In 1907, brothers Auguste and Louis Lumière made history by transforming the monochromatic world of photography into vibrant color with their new invention, the Autochrome Lumière.
In the years before this invention, color was usually added to a photo by hand-painting its surface with dyes and pigments. Instead, the Lumière brother's invention used layers of dyed potato starch and light-sensitive emulsion to create color transparencies, offering more accurate depictions of nature and generating new creative possibilities in the realms of art and journalism.
As the story goes with so many advances in photography, the Autochrome Lumière soon became obsolete following the 1930s invention of the lighter and more practical Kodachrome film, which met a similar fate in 2009 after the rise of one more advance — digital photography.
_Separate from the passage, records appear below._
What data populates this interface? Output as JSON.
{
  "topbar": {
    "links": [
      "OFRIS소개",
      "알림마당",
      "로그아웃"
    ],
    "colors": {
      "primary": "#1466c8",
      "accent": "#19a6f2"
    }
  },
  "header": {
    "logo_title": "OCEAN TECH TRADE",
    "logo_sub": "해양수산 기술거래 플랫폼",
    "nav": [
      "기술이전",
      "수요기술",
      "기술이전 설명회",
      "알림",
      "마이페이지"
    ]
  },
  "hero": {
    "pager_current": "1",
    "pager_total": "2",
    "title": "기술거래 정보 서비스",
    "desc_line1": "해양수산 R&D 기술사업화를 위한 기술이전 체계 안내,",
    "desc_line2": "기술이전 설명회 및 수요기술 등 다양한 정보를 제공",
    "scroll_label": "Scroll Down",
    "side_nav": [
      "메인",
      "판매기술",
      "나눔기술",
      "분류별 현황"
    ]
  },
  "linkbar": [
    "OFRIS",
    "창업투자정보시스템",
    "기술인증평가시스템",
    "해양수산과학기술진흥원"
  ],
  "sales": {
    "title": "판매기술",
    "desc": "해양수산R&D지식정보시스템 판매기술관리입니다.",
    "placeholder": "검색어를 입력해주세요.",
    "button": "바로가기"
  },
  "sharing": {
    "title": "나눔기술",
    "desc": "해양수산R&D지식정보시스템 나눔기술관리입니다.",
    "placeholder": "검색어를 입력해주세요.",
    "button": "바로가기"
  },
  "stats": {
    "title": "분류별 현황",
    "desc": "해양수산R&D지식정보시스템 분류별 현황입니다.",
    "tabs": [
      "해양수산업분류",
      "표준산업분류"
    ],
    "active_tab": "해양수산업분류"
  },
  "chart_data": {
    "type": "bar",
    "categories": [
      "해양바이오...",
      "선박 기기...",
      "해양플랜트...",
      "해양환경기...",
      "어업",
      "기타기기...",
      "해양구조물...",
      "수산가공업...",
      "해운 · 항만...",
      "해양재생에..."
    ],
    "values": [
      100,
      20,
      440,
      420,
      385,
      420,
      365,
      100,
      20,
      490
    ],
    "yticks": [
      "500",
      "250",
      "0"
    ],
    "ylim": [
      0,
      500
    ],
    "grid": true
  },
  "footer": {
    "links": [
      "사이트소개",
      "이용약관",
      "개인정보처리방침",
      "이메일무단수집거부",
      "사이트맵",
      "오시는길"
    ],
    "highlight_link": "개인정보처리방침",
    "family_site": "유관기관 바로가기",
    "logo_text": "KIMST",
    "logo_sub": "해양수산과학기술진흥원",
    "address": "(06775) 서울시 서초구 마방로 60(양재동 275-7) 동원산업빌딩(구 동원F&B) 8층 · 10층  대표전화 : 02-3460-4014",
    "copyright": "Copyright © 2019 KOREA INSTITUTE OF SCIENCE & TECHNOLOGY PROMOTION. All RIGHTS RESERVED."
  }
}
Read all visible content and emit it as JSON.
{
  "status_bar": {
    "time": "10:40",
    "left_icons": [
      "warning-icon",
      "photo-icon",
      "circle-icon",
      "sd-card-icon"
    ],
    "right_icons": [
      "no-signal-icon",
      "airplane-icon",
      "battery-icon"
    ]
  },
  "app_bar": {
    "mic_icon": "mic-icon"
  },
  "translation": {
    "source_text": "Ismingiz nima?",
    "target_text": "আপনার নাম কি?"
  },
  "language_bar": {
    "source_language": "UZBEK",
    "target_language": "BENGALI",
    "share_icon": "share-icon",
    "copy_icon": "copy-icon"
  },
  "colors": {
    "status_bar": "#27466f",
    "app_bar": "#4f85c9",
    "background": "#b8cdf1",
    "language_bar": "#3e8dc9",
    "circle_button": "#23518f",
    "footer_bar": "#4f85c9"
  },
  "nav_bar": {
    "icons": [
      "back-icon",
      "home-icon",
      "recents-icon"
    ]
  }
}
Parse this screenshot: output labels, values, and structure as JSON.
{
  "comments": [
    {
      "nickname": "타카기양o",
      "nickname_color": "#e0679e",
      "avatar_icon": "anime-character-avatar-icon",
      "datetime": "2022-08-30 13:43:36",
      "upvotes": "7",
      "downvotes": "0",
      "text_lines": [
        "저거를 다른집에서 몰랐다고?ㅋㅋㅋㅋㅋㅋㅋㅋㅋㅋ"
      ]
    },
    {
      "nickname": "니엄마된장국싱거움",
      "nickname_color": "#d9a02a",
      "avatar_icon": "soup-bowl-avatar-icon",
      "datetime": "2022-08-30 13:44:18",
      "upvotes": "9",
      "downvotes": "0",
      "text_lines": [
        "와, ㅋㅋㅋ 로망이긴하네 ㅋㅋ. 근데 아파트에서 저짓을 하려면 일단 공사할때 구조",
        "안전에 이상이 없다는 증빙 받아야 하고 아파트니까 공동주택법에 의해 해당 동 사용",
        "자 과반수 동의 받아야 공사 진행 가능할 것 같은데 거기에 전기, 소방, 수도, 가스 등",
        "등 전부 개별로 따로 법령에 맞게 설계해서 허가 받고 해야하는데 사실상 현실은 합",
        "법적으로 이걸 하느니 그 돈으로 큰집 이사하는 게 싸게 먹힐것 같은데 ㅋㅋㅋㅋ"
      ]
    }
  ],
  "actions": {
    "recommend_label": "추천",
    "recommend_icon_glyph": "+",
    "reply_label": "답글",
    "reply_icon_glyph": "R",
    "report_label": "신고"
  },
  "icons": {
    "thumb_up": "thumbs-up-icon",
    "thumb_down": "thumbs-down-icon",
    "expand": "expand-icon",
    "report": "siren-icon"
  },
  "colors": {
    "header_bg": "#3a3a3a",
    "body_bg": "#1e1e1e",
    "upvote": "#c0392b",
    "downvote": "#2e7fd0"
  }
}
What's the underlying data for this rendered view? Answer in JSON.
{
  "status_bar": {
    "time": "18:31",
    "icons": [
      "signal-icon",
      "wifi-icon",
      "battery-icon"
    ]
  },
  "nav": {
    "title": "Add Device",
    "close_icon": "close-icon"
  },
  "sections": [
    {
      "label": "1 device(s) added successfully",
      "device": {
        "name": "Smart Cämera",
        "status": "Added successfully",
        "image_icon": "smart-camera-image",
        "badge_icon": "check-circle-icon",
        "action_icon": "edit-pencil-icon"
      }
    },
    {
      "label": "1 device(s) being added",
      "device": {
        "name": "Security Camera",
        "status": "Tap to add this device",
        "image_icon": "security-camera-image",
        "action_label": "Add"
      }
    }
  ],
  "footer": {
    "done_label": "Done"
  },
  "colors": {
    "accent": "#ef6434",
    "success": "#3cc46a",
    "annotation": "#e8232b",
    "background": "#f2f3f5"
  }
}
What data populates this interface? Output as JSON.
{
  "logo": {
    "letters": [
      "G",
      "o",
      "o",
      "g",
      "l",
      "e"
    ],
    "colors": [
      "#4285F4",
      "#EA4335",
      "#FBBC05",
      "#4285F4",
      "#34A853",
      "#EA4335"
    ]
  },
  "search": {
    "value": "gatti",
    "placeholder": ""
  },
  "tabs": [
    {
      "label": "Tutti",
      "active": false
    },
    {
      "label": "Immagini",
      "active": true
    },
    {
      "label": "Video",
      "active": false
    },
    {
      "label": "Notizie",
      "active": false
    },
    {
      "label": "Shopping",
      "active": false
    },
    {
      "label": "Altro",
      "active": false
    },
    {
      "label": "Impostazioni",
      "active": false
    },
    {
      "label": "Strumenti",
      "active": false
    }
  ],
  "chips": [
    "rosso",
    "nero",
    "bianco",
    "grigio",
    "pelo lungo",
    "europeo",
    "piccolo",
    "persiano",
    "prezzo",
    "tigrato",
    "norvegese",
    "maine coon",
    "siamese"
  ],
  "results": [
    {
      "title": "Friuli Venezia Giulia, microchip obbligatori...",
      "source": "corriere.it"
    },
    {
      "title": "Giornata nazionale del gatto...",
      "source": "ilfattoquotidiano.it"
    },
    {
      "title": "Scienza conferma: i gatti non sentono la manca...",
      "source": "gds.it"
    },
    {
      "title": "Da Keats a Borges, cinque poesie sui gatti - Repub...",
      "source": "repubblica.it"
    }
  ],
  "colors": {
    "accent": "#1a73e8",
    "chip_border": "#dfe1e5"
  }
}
These autochromes show what the world looked like in color over 100 years ago.